▸ **WHAT IS BEING ASKED**: Lines with the string "label" must each be copied from the listing.

▸ **AVAILABLE DATA**:
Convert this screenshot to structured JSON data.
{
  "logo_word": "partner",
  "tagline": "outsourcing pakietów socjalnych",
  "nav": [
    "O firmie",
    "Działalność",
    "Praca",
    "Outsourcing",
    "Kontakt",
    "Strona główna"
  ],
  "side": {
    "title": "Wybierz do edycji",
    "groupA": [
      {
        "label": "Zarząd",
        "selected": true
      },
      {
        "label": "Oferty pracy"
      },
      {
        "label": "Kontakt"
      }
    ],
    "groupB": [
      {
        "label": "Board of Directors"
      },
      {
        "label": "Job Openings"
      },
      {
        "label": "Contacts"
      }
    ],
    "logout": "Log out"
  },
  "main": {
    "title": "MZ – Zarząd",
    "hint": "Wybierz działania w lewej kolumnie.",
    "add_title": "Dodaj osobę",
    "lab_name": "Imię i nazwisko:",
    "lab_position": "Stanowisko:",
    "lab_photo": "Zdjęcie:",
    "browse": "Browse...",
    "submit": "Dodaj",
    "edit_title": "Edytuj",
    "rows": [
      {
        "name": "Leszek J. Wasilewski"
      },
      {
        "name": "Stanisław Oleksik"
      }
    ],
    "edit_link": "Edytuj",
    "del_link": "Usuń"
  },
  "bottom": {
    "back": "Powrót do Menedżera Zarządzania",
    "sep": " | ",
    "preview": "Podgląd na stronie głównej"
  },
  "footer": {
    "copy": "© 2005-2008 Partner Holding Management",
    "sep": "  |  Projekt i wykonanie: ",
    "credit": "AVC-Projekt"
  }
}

▸ **EXERCISE ANSWER**:
        "label": "Zarząd",
        "label": "Oferty pracy"
        "label": "Kontakt"
        "label": "Board of Directors"
        "label": "Job Openings"
        "label": "Contacts"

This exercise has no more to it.